I ordered fish-curry and rice for me. A plate with fish curry, vegetable, Daal and rice was there within no time. I was hungry and the presence of that decorated plate made my mouth flooded with saliva. I tasted the vegetable first, it tasted sweet. I tasted again…it was really a bit sweet. All of a sudden I realized that Bengali put sugar in almost all of their dishes. I tasted everything and apart from ‘Daal’ everything had an essence of sugar. I controlled my anger and concentrated on rice, Daal and pieces of fish. It was weird because I don’t like having veg with non-veg, but it was demand of stomach. Sweat, meanwhile ignored the fan and continued to bother me.
‘I want a different and AC-room.’ I declared in front of receptionist. He quickly understood that I was not in a good mood. He managed for a different room without any delay after I agreed with the revised rest for the AC-room. I went inside the AC-room which was better than the earlier one. Not great but still ok. I took a long breath and fell on the bed as a falling tree.

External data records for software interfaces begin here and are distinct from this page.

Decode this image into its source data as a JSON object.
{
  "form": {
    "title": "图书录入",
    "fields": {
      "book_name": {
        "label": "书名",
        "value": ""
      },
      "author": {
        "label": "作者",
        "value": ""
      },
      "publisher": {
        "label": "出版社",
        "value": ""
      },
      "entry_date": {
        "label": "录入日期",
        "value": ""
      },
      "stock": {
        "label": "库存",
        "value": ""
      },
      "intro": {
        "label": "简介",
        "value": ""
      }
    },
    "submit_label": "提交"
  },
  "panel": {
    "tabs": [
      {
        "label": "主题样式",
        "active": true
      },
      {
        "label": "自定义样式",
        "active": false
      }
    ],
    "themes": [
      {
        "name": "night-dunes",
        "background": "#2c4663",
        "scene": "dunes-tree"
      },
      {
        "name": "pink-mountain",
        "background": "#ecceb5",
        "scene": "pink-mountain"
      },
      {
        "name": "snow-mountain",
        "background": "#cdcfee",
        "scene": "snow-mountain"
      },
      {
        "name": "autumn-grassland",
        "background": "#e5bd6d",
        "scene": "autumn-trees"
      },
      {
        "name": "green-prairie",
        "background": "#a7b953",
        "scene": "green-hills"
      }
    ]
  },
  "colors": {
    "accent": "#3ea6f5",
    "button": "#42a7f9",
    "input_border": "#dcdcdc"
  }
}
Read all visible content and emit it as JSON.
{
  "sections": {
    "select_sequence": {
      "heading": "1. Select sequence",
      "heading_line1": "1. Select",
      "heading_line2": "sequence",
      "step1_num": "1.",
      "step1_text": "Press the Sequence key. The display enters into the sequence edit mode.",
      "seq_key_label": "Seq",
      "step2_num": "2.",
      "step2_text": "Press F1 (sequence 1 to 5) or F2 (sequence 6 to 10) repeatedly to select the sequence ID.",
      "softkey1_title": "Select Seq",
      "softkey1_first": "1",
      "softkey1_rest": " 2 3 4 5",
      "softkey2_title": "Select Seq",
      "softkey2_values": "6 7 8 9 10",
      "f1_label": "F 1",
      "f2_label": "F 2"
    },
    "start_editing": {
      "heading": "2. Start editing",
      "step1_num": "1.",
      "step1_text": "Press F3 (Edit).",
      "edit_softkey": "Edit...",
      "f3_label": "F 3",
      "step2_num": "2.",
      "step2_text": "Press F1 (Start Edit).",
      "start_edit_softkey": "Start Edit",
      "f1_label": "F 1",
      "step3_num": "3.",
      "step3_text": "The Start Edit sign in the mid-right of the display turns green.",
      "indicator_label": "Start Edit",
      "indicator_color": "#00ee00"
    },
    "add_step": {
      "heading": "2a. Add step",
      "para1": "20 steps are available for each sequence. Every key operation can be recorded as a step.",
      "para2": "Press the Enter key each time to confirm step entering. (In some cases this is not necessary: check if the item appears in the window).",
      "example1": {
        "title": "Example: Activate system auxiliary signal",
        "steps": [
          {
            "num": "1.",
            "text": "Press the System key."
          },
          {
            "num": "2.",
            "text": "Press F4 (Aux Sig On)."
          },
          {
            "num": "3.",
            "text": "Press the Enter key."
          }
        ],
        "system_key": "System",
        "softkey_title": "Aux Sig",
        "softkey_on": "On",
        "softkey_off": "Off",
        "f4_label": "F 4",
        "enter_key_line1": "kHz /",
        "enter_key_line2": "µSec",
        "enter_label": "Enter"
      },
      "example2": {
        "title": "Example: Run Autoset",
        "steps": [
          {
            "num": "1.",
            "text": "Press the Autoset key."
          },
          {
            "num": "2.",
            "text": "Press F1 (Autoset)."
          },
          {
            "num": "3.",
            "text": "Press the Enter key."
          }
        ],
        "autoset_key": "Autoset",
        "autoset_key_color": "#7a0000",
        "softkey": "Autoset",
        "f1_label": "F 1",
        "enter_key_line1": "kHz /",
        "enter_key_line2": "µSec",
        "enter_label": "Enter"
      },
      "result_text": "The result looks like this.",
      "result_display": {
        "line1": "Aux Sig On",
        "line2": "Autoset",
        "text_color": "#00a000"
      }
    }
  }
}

I opened my eyes slowly after an hour. The sweat was dripping insanely from my body. I stood up from the bed in a flash and switched on the button of tube-light, but it refused to glow. There was no electricity. I rushed to the reception yet again to ask them whether they have power back-up. The person on the reception was fighting with the sweat with the help of a hand-fan. I got my answer. AC room is of no use without light. Am I being too finicky about all these? The question echoed in my mind. The electricity came back and I saw the outline of my body made of sweat on the bed.
I stepped towards the market area and found it very crowded. Sweat, crowd, noise, traffic, unknown-language and pollution, I wondered why Kolkata is called a ‘city of joy’?
Slowly I merge with the crowd and became a part of it. I stopped wiping layer of sweat from my face. I saw happy faces enjoying tea on the roadside stalls. All of a sudden, old ones, youngsters…everybody seemed to be happy. They were not bothered about any of the things which were troubling me. This crowd was alienated from the issues of Bengali, non-Bengali, fair, dark, cast or community. They were enjoying every bit of their life. But the question was, how?
What is true happiness, the luxuries, relatives, friends, money or something else? May be I can learn it from these roadside dwellers more than the people in AC-rooms and travelling in AC cars. May be I can learn many things from them in a few days. These days would teach me about the real happiness and inner joy. It is just the first day and I have already realized that my frustration was much lesser than it was couple of hours ago.
I carried a candle, a hand-fan and some ‘DOI MISHTI’ (Doi =Dahi, thanks to Bengali friends) with me while returning to my AC-room, Moni-Kanchan guest house, behala, Kolakata – the city of joy.